- The worker maintains a business location separate from the hiring entity. Their business location may be their own home. (They are not prohibited from choosing to perform services at the location of the hiring entity.)
- If work is performed more than six months after the effective date of this section, the worker has a business license, in addition to any required professional licenses or permits for the them to practice in their profession.
- The worker has the ability to set or negotiate their own rates for the services performed.
- Outside of project completion dates and reasonable business hours, the worker has the ability to set the individual’s own hours.
- The worker is customarily engaged in the same type of work performed under contract with another hiring entity or holds themselves out to other potential customers as available to perform the same type of work.
- The worker customarily and regularly exercises discretion and independent judgment in the performance of the services.
- In addition, the worker must provide their services through a sole proprietorship or other business entity.
In applying the economic realities test, the most significant factor to be considered is whether the person to whom service is rendered (the employer or principal) has control or the right to control the worker both as to the work done and the manner and means in which it is performed. Additional factors that may be considered depending on the issue involved are as follows:
- Whether the person performing services is engaged in an occupation or business distinct from that of the principal;
- Whether or not the work is a part of the regular business of the principal or alleged employer;
- Whether the principal or the worker supplies the instrumentalities, tools, and the place for the person doing the work;
- The alleged employee's investment in the equipment or materials required by his or her task or his or her employment of helpers;
- Whether the service rendered requires a special skill;
- The kind of occupation, with reference to whether, in the locality, the work is usually done under the direction of the principal or by a specialist without supervision;
- The alleged employee's opportunity for profit or loss depending on his or her managerial skill;
- The length of time for which the services are to be performed;
- The degree of permanence of the working relationship;
- The method of payment, whether by time or by the job; and
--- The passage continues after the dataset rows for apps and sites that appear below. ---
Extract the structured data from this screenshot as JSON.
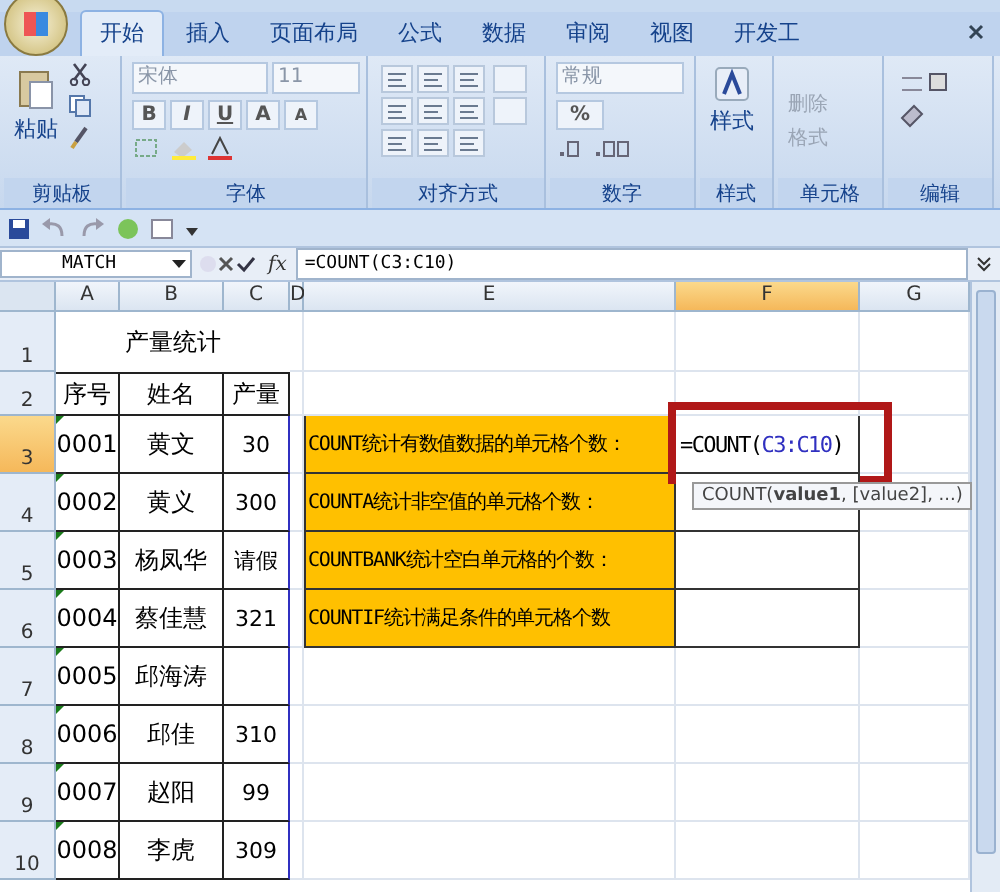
{
  "tabs": [
    {
      "label": "开始",
      "selected": true
    },
    {
      "label": "插入",
      "selected": false
    },
    {
      "label": "页面布局",
      "selected": false
    },
    {
      "label": "公式",
      "selected": false
    },
    {
      "label": "数据",
      "selected": false
    },
    {
      "label": "审阅",
      "selected": false
    },
    {
      "label": "视图",
      "selected": false
    },
    {
      "label": "开发工",
      "selected": false
    }
  ],
  "ribbon_groups": [
    {
      "kind": "clipboard",
      "label": "剪贴板",
      "paste": "粘贴"
    },
    {
      "kind": "font",
      "label": "字体",
      "font": "宋体",
      "size": "11",
      "format_buttons": [
        "B",
        "I",
        "U"
      ],
      "size_buttons": [
        "A",
        "A"
      ]
    },
    {
      "kind": "alignment",
      "label": "对齐方式"
    },
    {
      "kind": "number",
      "label": "数字",
      "format": "常规",
      "percent": "%"
    },
    {
      "kind": "styles",
      "label": "样式",
      "button": "样式"
    },
    {
      "kind": "cells",
      "label": "单元格",
      "buttons": [
        "删除",
        "格式"
      ]
    },
    {
      "kind": "editing",
      "label": "编辑"
    }
  ],
  "name_box": "MATCH",
  "function_button": "fx",
  "formula": "=COUNT(C3:C10)",
  "columns": [
    {
      "label": "A",
      "selected": false
    },
    {
      "label": "B",
      "selected": false
    },
    {
      "label": "C",
      "selected": false
    },
    {
      "label": "D",
      "selected": false
    },
    {
      "label": "E",
      "selected": false
    },
    {
      "label": "F",
      "selected": true
    },
    {
      "label": "G",
      "selected": false
    }
  ],
  "row_headers": [
    {
      "label": "1",
      "selected": false
    },
    {
      "label": "2",
      "selected": false
    },
    {
      "label": "3",
      "selected": true
    },
    {
      "label": "4",
      "selected": false
    },
    {
      "label": "5",
      "selected": false
    },
    {
      "label": "6",
      "selected": false
    },
    {
      "label": "7",
      "selected": false
    },
    {
      "label": "8",
      "selected": false
    },
    {
      "label": "9",
      "selected": false
    },
    {
      "label": "10",
      "selected": false
    }
  ],
  "sheet_title": "产量统计",
  "table_headers": [
    "序号",
    "姓名",
    "产量"
  ],
  "records": [
    {
      "id": "0001",
      "name": "黄文",
      "output": "30"
    },
    {
      "id": "0002",
      "name": "黄义",
      "output": "300"
    },
    {
      "id": "0003",
      "name": "杨凤华",
      "output": "请假"
    },
    {
      "id": "0004",
      "name": "蔡佳慧",
      "output": "321"
    },
    {
      "id": "0005",
      "name": "邱海涛"
    },
    {
      "id": "0006",
      "name": "邱佳",
      "output": "310"
    },
    {
      "id": "0007",
      "name": "赵阳",
      "output": "99"
    },
    {
      "id": "0008",
      "name": "李虎",
      "output": "309"
    }
  ],
  "count_items": [
    {
      "label": "COUNT统计有数值数据的单元格个数：",
      "editing": {
        "prefix": "=COUNT(",
        "reference": "C3:C10",
        "suffix": ")"
      }
    },
    {
      "label": "COUNTA统计非空值的单元格个数："
    },
    {
      "label": "COUNTBANK统计空白单元格的个数："
    },
    {
      "label": "COUNTIF统计满足条件的单元格个数"
    }
  ],
  "tooltip": "COUNT(**value1**, [value2], ...)"
}
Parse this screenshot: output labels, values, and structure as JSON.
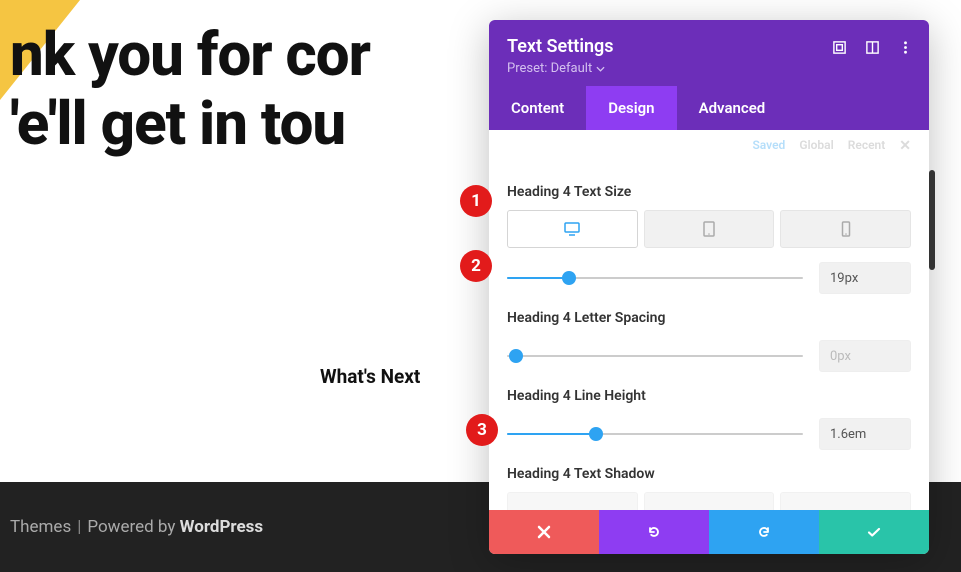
{
  "headline": {
    "line1": "nk you for cor",
    "line2": "'e'll get in tou"
  },
  "whats_next": "What's Next",
  "footer": {
    "themes": "Themes",
    "powered": "Powered by",
    "wp": "WordPress"
  },
  "panel": {
    "title": "Text Settings",
    "preset": "Preset: Default",
    "tabs": {
      "content": "Content",
      "design": "Design",
      "advanced": "Advanced"
    },
    "faint": {
      "saved": "Saved",
      "global": "Global",
      "recent": "Recent"
    },
    "options": {
      "textSize": {
        "label": "Heading 4 Text Size",
        "value": "19px"
      },
      "letterSpacing": {
        "label": "Heading 4 Letter Spacing",
        "value": "0px"
      },
      "lineHeight": {
        "label": "Heading 4 Line Height",
        "value": "1.6em"
      },
      "textShadow": {
        "label": "Heading 4 Text Shadow"
      }
    }
  },
  "markers": {
    "m1": "1",
    "m2": "2",
    "m3": "3"
  }
}
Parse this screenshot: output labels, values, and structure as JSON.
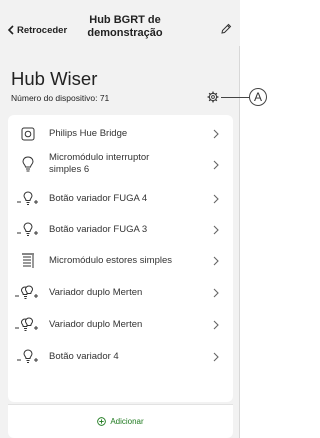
{
  "header": {
    "back_label": "Retroceder",
    "title": "Hub BGRT de demonstração",
    "edit_icon": "pencil-icon"
  },
  "device": {
    "title": "Hub Wiser",
    "number": "Número do dispositivo: 71",
    "settings_icon": "gear-icon"
  },
  "callout": {
    "label": "A"
  },
  "items": [
    {
      "label": "Philips Hue Bridge",
      "icon": "hue-bridge-icon"
    },
    {
      "label": "Micromódulo interruptor simples 6",
      "icon": "bulb-icon"
    },
    {
      "label": "Botão variador FUGA 4",
      "icon": "dimmer-icon"
    },
    {
      "label": "Botão variador FUGA 3",
      "icon": "dimmer-icon"
    },
    {
      "label": "Micromódulo estores simples",
      "icon": "shutter-icon"
    },
    {
      "label": "Variador duplo Merten",
      "icon": "double-dimmer-icon"
    },
    {
      "label": "Variador duplo Merten",
      "icon": "double-dimmer-icon"
    },
    {
      "label": "Botão variador 4",
      "icon": "dimmer-icon"
    }
  ],
  "add_button": {
    "label": "Adicionar",
    "icon": "plus-circle-icon"
  },
  "colors": {
    "accent": "#1f7a1f",
    "background": "#f2f2f2",
    "card": "#ffffff"
  }
}
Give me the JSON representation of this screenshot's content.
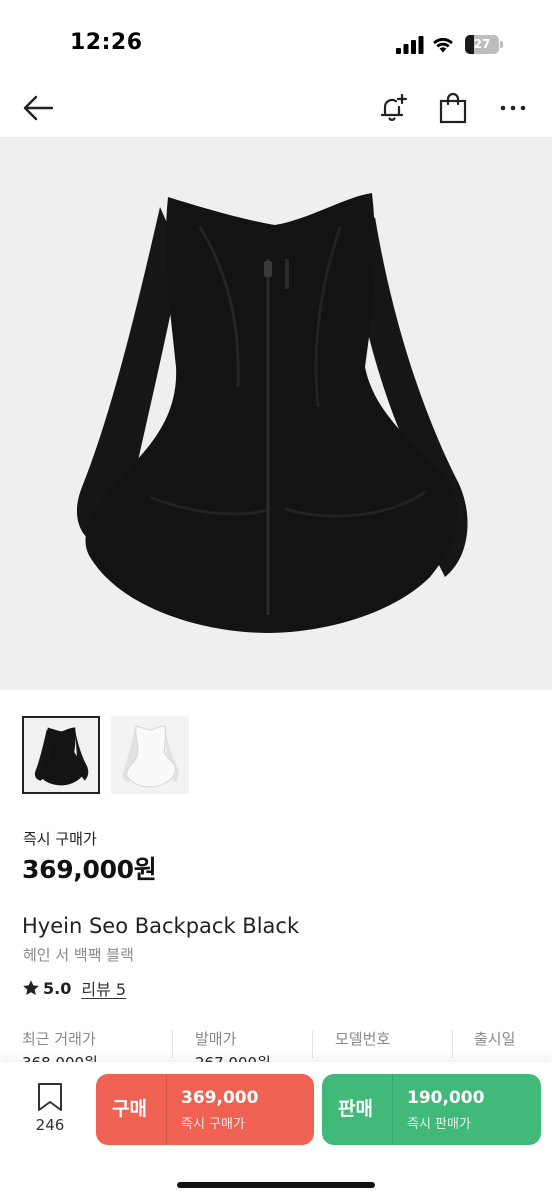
{
  "status_bar": {
    "time": "12:26",
    "battery_level": "27",
    "battery_fraction": 0.27
  },
  "nav": {
    "icons": [
      "back-arrow-icon",
      "bell-plus-icon",
      "shopping-bag-icon",
      "more-dots-icon"
    ]
  },
  "product": {
    "buy_now_label": "즉시 구매가",
    "buy_now_price": "369,000원",
    "name_en": "Hyein Seo Backpack Black",
    "name_ko": "헤인 서 백팩 블랙",
    "rating": "5.0",
    "review_label": "리뷰 5",
    "colors": {
      "hero_bg": "#efefef",
      "bag": "#141414",
      "buy_accent": "#ef6253",
      "sell_accent": "#41b979"
    },
    "thumbnails": [
      {
        "name": "black",
        "selected": true
      },
      {
        "name": "white",
        "selected": false
      }
    ]
  },
  "info": [
    {
      "label": "최근 거래가",
      "value": "368,000원"
    },
    {
      "label": "발매가",
      "value": "267,000원"
    },
    {
      "label": "모델번호",
      "value": ""
    },
    {
      "label": "출시일",
      "value": ""
    }
  ],
  "bottom": {
    "bookmark_count": "246",
    "buy": {
      "label": "구매",
      "price": "369,000",
      "sub": "즉시 구매가"
    },
    "sell": {
      "label": "판매",
      "price": "190,000",
      "sub": "즉시 판매가"
    }
  }
}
- Whether or not the parties believe they are creating an employer-employee relationship may have some bearing on the question, but is not determinative since this is a question of law based on objective tests.
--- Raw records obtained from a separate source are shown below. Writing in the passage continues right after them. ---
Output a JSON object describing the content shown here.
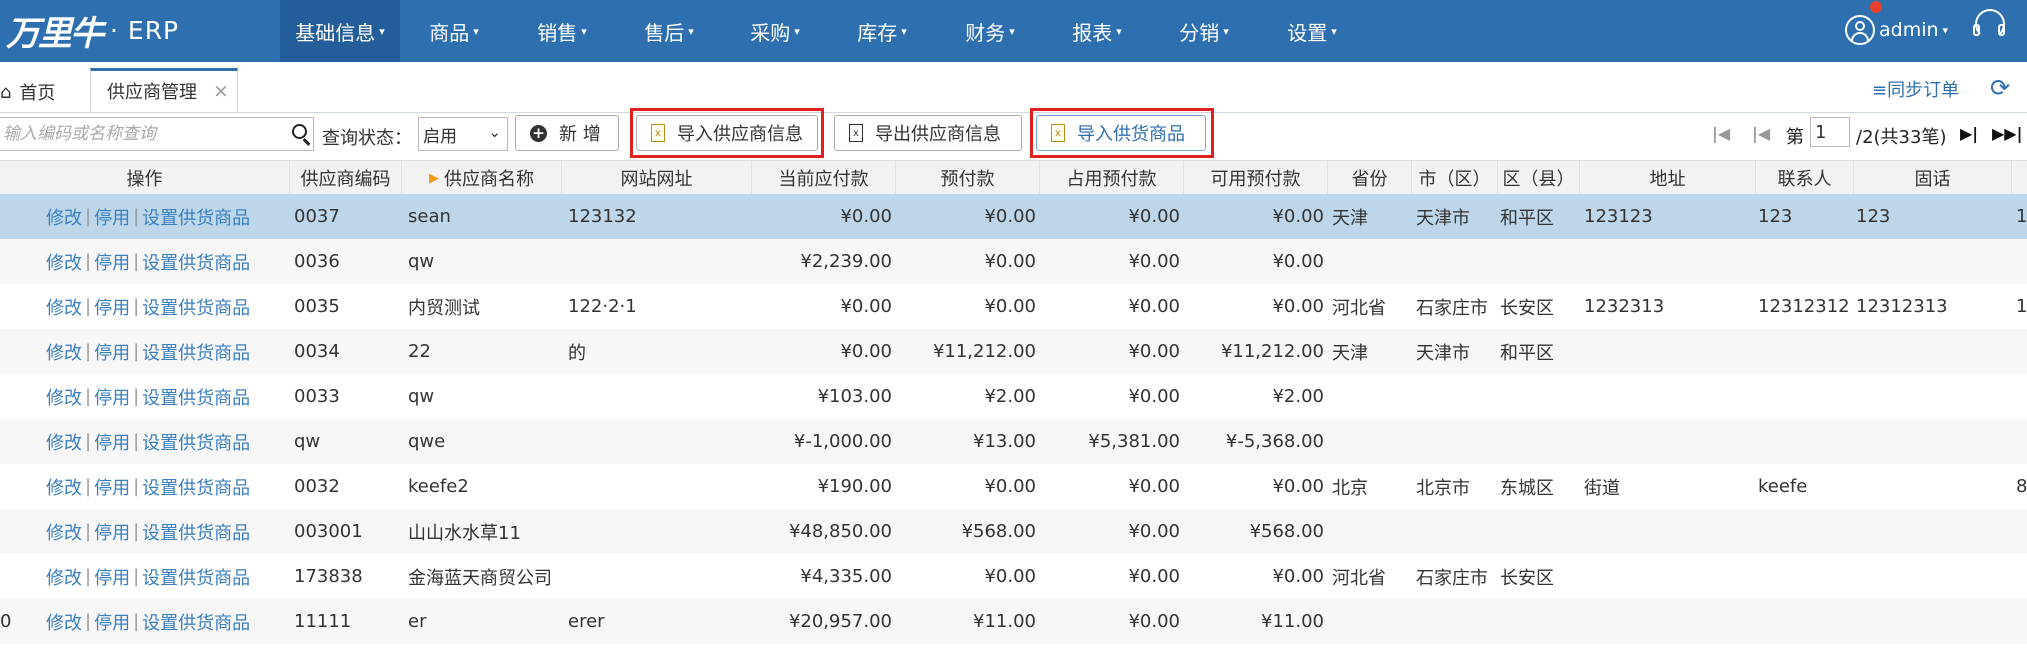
{
  "app": {
    "logo_mark": "万里牛",
    "logo_text": "· ERP"
  },
  "nav": {
    "items": [
      {
        "label": "基础信息",
        "active": true
      },
      {
        "label": "商品"
      },
      {
        "label": "销售"
      },
      {
        "label": "售后"
      },
      {
        "label": "采购"
      },
      {
        "label": "库存"
      },
      {
        "label": "财务"
      },
      {
        "label": "报表"
      },
      {
        "label": "分销"
      },
      {
        "label": "设置"
      }
    ],
    "user": "admin",
    "accent_color": "#2e6fb0"
  },
  "tabs": {
    "home": "首页",
    "active": "供应商管理",
    "close": "×",
    "sync_orders": "≡同步订单"
  },
  "toolbar": {
    "search_placeholder": "输入编码或名称查询",
    "status_label": "查询状态：",
    "status_value": "启用",
    "add_label": "新 增",
    "import_supplier_label": "导入供应商信息",
    "export_supplier_label": "导出供应商信息",
    "import_goods_label": "导入供货商品"
  },
  "pager": {
    "page_prefix": "第",
    "current_page": "1",
    "page_suffix": "/2(共33笔)"
  },
  "table": {
    "headers": {
      "ops": "操作",
      "code": "供应商编码",
      "name": "供应商名称",
      "website": "网站网址",
      "payable": "当前应付款",
      "prepay": "预付款",
      "used_prepay": "占用预付款",
      "avail_prepay": "可用预付款",
      "province": "省份",
      "city": "市（区）",
      "district": "区（县）",
      "address": "地址",
      "contact": "联系人",
      "phone": "固话"
    },
    "action_labels": {
      "edit": "修改",
      "disable": "停用",
      "set_goods": "设置供货商品",
      "sep": "|"
    },
    "rows": [
      {
        "edge": "",
        "code": "0037",
        "name": "sean",
        "website": "123132",
        "payable": "¥0.00",
        "prepay": "¥0.00",
        "used": "¥0.00",
        "avail": "¥0.00",
        "province": "天津",
        "city": "天津市",
        "district": "和平区",
        "address": "123123",
        "contact": "123",
        "phone": "123",
        "extra": "1"
      },
      {
        "edge": "",
        "code": "0036",
        "name": "qw",
        "website": "",
        "payable": "¥2,239.00",
        "prepay": "¥0.00",
        "used": "¥0.00",
        "avail": "¥0.00",
        "province": "",
        "city": "",
        "district": "",
        "address": "",
        "contact": "",
        "phone": "",
        "extra": ""
      },
      {
        "edge": "",
        "code": "0035",
        "name": "内贸测试",
        "website": "122·2·1",
        "payable": "¥0.00",
        "prepay": "¥0.00",
        "used": "¥0.00",
        "avail": "¥0.00",
        "province": "河北省",
        "city": "石家庄市",
        "district": "长安区",
        "address": "1232313",
        "contact": "12312312",
        "phone": "12312313",
        "extra": "1"
      },
      {
        "edge": "",
        "code": "0034",
        "name": "22",
        "website": "的",
        "payable": "¥0.00",
        "prepay": "¥11,212.00",
        "used": "¥0.00",
        "avail": "¥11,212.00",
        "province": "天津",
        "city": "天津市",
        "district": "和平区",
        "address": "",
        "contact": "",
        "phone": "",
        "extra": ""
      },
      {
        "edge": "",
        "code": "0033",
        "name": "qw",
        "website": "",
        "payable": "¥103.00",
        "prepay": "¥2.00",
        "used": "¥0.00",
        "avail": "¥2.00",
        "province": "",
        "city": "",
        "district": "",
        "address": "",
        "contact": "",
        "phone": "",
        "extra": ""
      },
      {
        "edge": "",
        "code": "qw",
        "name": "qwe",
        "website": "",
        "payable": "¥-1,000.00",
        "prepay": "¥13.00",
        "used": "¥5,381.00",
        "avail": "¥-5,368.00",
        "province": "",
        "city": "",
        "district": "",
        "address": "",
        "contact": "",
        "phone": "",
        "extra": ""
      },
      {
        "edge": "",
        "code": "0032",
        "name": "keefe2",
        "website": "",
        "payable": "¥190.00",
        "prepay": "¥0.00",
        "used": "¥0.00",
        "avail": "¥0.00",
        "province": "北京",
        "city": "北京市",
        "district": "东城区",
        "address": "街道",
        "contact": "keefe",
        "phone": "",
        "extra": "8"
      },
      {
        "edge": "",
        "code": "003001",
        "name": "山山水水草11",
        "website": "",
        "payable": "¥48,850.00",
        "prepay": "¥568.00",
        "used": "¥0.00",
        "avail": "¥568.00",
        "province": "",
        "city": "",
        "district": "",
        "address": "",
        "contact": "",
        "phone": "",
        "extra": ""
      },
      {
        "edge": "",
        "code": "173838",
        "name": "金海蓝天商贸公司",
        "website": "",
        "payable": "¥4,335.00",
        "prepay": "¥0.00",
        "used": "¥0.00",
        "avail": "¥0.00",
        "province": "河北省",
        "city": "石家庄市",
        "district": "长安区",
        "address": "",
        "contact": "",
        "phone": "",
        "extra": ""
      },
      {
        "edge": "0",
        "code": "11111",
        "name": "er",
        "website": "erer",
        "payable": "¥20,957.00",
        "prepay": "¥11.00",
        "used": "¥0.00",
        "avail": "¥11.00",
        "province": "",
        "city": "",
        "district": "",
        "address": "",
        "contact": "",
        "phone": "",
        "extra": ""
      }
    ]
  }
}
Even where there is an absence of control over work details, an employer-employee relationship will be found if (1) the principal retains pervasive control over the operation as a whole, (2) the worker's duties are an integral part of the operation, and (3) the nature of the work makes detailed control unnecessary.
Other points to remember in determining whether a worker is an employee or independent contractor are that the existence of a written agreement claiming to establish an independent contractor relationship is not determinative and the fact that a worker is issued a 1099 form rather than a W-2 form is also not determinative with respect to independent contractor status.